Your goal:
Collect all lines below with the string "JSON".

Data for review:
************

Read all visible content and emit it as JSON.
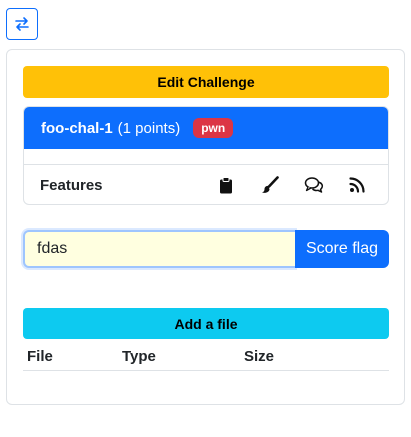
{
  "toolbar": {
    "swap_icon": "swap-arrows-icon"
  },
  "edit_button": {
    "label": "Edit Challenge",
    "color": "#ffc107"
  },
  "challenge": {
    "name": "foo-chal-1",
    "points": "(1 points)",
    "tag": "pwn",
    "header_color": "#0d6efd",
    "tag_color": "#dc3545"
  },
  "features": {
    "label": "Features",
    "icons": [
      "clipboard-icon",
      "paintbrush-icon",
      "chat-bubbles-icon",
      "rss-icon"
    ]
  },
  "flag_form": {
    "value": "fdas",
    "submit_label": "Score flag"
  },
  "files": {
    "add_label": "Add a file",
    "add_color": "#0dcaf0",
    "columns": [
      "File",
      "Type",
      "Size"
    ],
    "rows": []
  }
}
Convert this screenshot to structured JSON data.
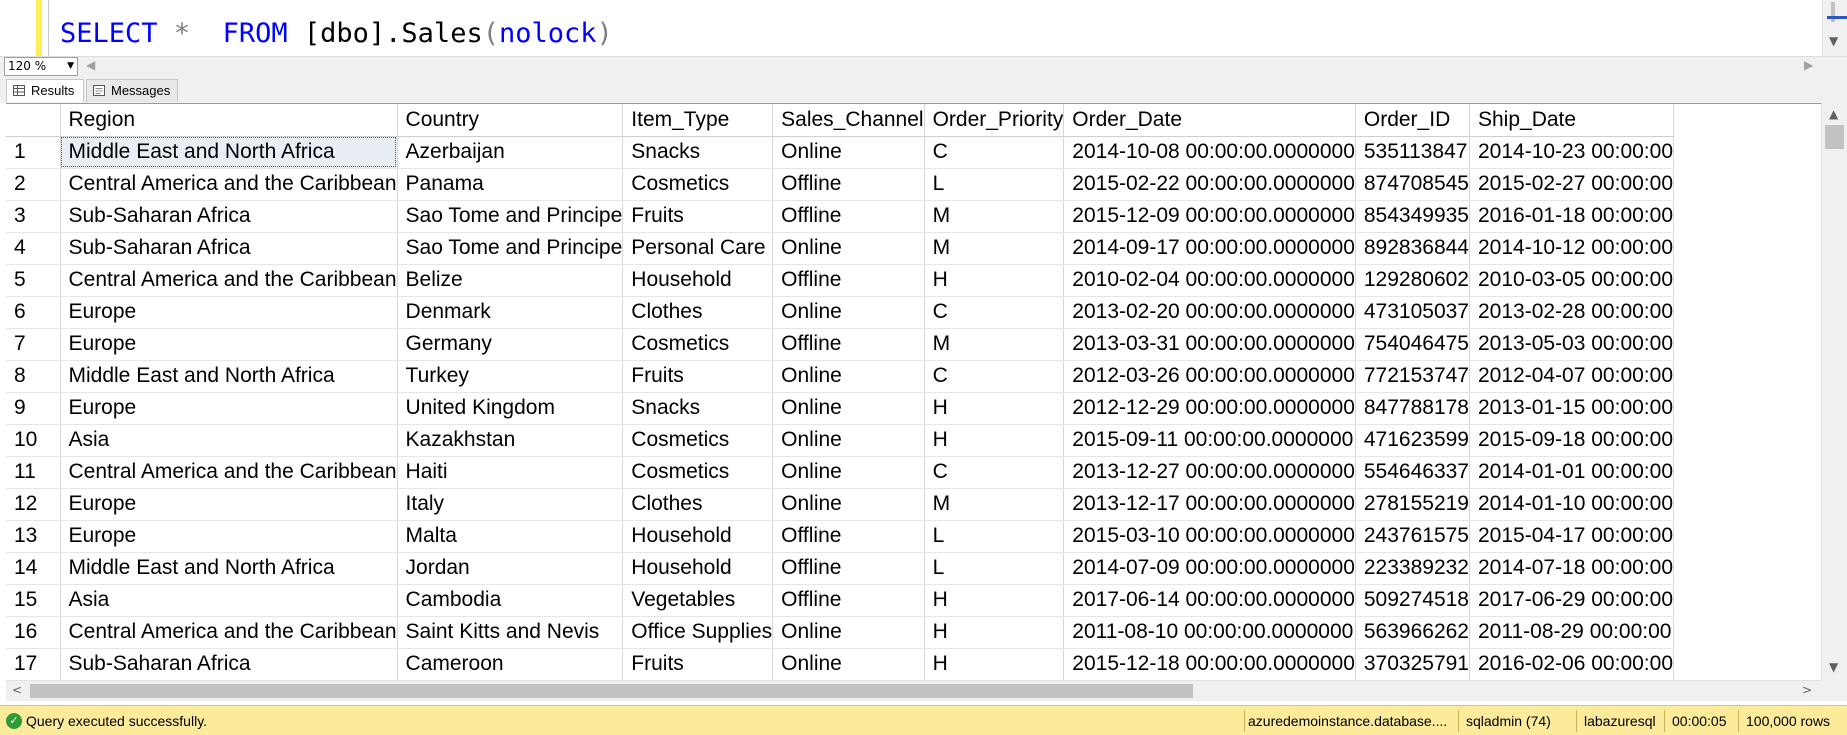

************

Task answer:
Read all visible content and emit it as JSON.
Convert this screenshot to structured JSON data.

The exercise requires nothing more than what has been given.